If ever you have given thought to where you might like to rest for eternity, you will not find a more salubrious location than St Brandon’s graveyard, Inverboyndie. The view from any of the graves is unsurpassed, taking in as it does an expanse of the Moray Firth, including a cinemascopic view of the Banff area and beyond. Closer to hand there is a gentle slope down to the Boyndie Burn.
You will not be stuck for company. The graveyard is quite small so all those interred should be within earshot. Your more visible neighbours on the ground floor date from the 17th to the present day. They originate from a cross section of the surrounding area: farmers, blacksmiths, boat builders, and fishermen. As you can see from the gravestones, they had an appreciation of the mason’s art.

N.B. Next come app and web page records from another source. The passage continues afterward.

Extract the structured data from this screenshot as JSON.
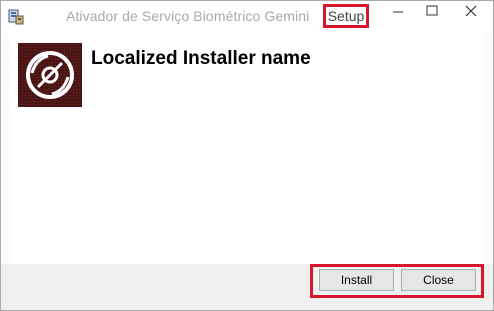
{
  "window": {
    "title": "Ativador de Serviço Biométrico Gemini ",
    "title_highlight": "Setup"
  },
  "installer": {
    "heading": "Localized Installer name"
  },
  "buttons": {
    "install_label": "Install",
    "close_label": "Close"
  },
  "icons": {
    "app": "installer-app-icon",
    "logo": "disc-logo-icon",
    "minimize": "minimize-icon",
    "maximize": "maximize-icon",
    "close": "close-icon"
  },
  "colors": {
    "highlight": "#d6162a",
    "logo_bg": "#3a1414"
  }
}
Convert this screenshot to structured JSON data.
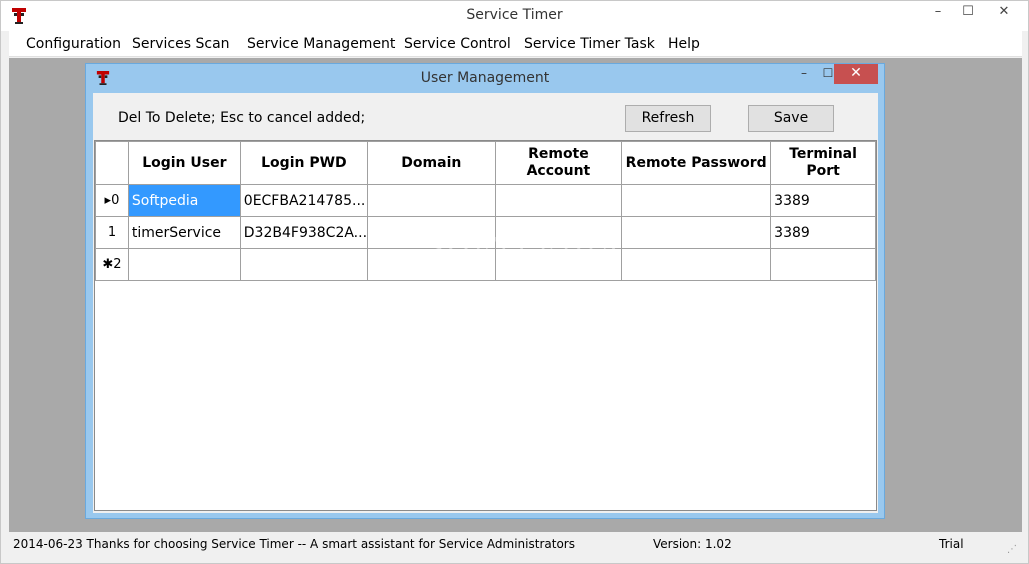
{
  "app": {
    "title": "Service Timer",
    "window_controls": {
      "minimize": "–",
      "maximize": "☐",
      "close": "✕"
    }
  },
  "menu": {
    "items": [
      {
        "label": "Configuration"
      },
      {
        "label": "Services Scan"
      },
      {
        "label": "Service Management"
      },
      {
        "label": "Service Control"
      },
      {
        "label": "Service Timer Task"
      },
      {
        "label": "Help"
      }
    ]
  },
  "watermark": "SOFTPEDIA",
  "dialog": {
    "title": "User Management",
    "controls": {
      "minimize": "–",
      "maximize": "☐",
      "close": "✕"
    },
    "hint": "Del To Delete; Esc to cancel added;",
    "refresh_label": "Refresh",
    "save_label": "Save",
    "grid": {
      "columns": [
        {
          "label": "Login User"
        },
        {
          "label": "Login PWD"
        },
        {
          "label": "Domain"
        },
        {
          "label": "Remote Account"
        },
        {
          "label": "Remote Password"
        },
        {
          "label": "Terminal Port"
        }
      ],
      "rows": [
        {
          "header": "▸0",
          "cells": [
            "Softpedia",
            "0ECFBA214785...",
            "",
            "",
            "",
            "3389"
          ]
        },
        {
          "header": "1",
          "cells": [
            "timerService",
            "D32B4F938C2A...",
            "",
            "",
            "",
            "3389"
          ]
        },
        {
          "header": "✱2",
          "cells": [
            "",
            "",
            "",
            "",
            "",
            ""
          ]
        }
      ]
    }
  },
  "status": {
    "message": "2014-06-23  Thanks for choosing Service Timer -- A smart assistant for Service Administrators",
    "version": "Version: 1.02",
    "license": "Trial",
    "grip": "⋰"
  },
  "colors": {
    "selection": "#3399ff",
    "dialog_frame": "#99c8ee",
    "close_button": "#c75050",
    "workspace": "#a9a9a9"
  }
}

While some are accompanied by their wives and some of their children, I dare say they would all welcome some outside conversation as, being upfront and close to one’s family in a confined space for all eternity can be trying at times

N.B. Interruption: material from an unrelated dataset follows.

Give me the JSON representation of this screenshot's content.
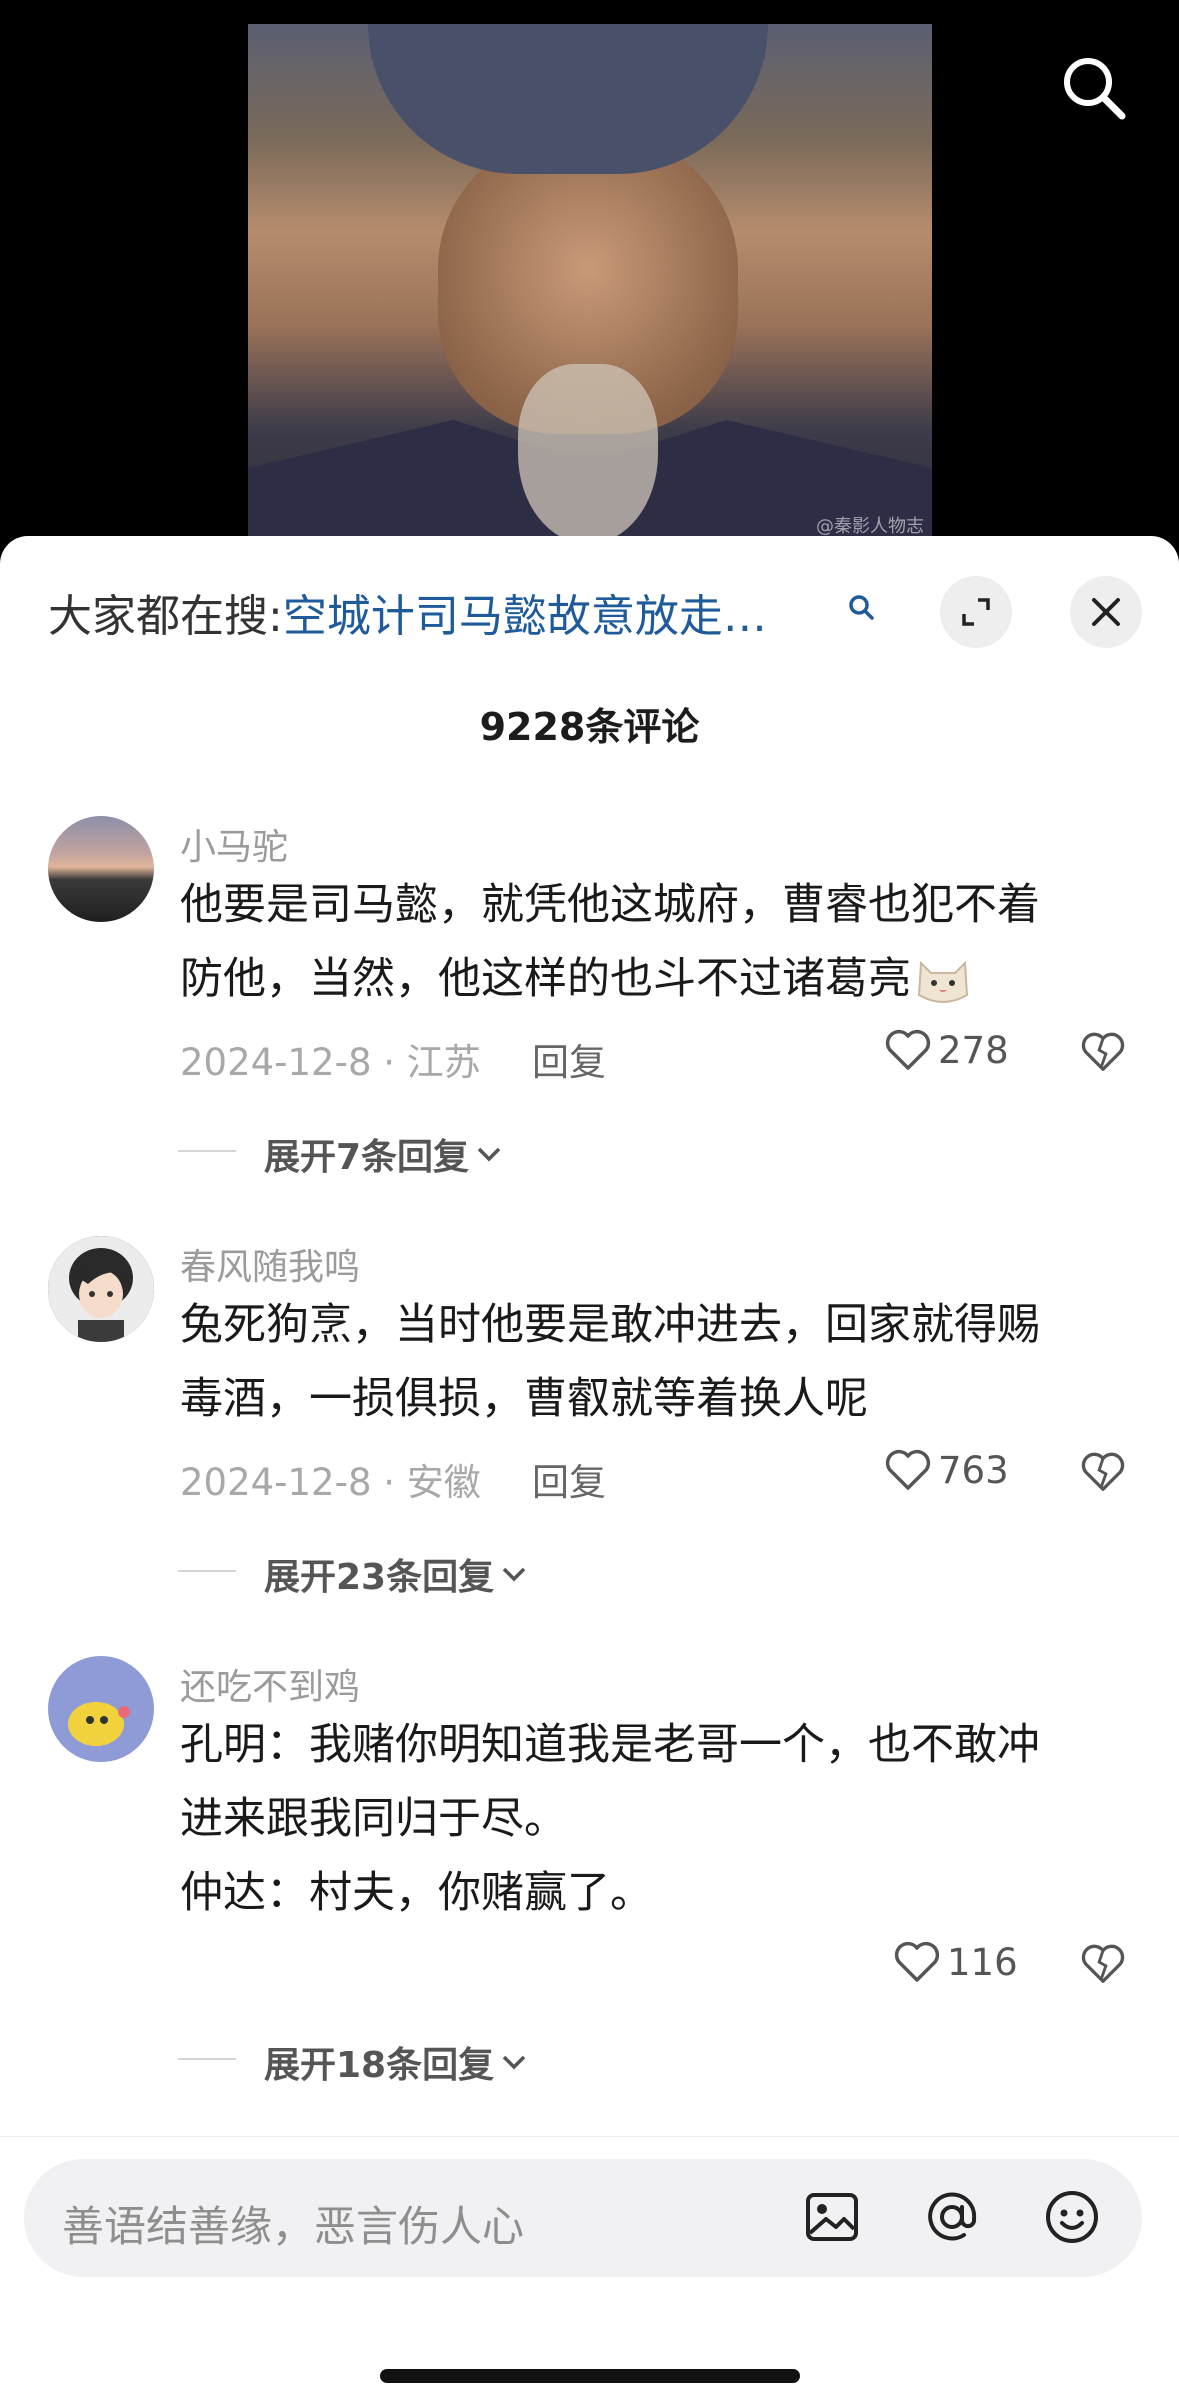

St Brandon’s church is first mentioned in the early 13th century, so it seems reasonable to assume that in the basement of the present graves lie those of medieval folk. Their stories should go some way towards passing the eternal days and nights, and I can see you will be in great demand with your stories of world wars, Brexit and Scottish Independence.
Should you run out of conversation in the basement, you could explore the lower basement. The graveyard has all the signs of a Celtic origin: it is circular in shape, situated near a burn and is named after a famous Celtic missionary and navigator: St. Brandon. While you may experience some initial difficulty with the Celtic and Pictish languages, learning these languages could be a pleasant occupation and, I am told, help stave off senility.
On those nights when all is quiet, you could ponder the question: why was an industrial estate allowed right up against such a unique ancient monument?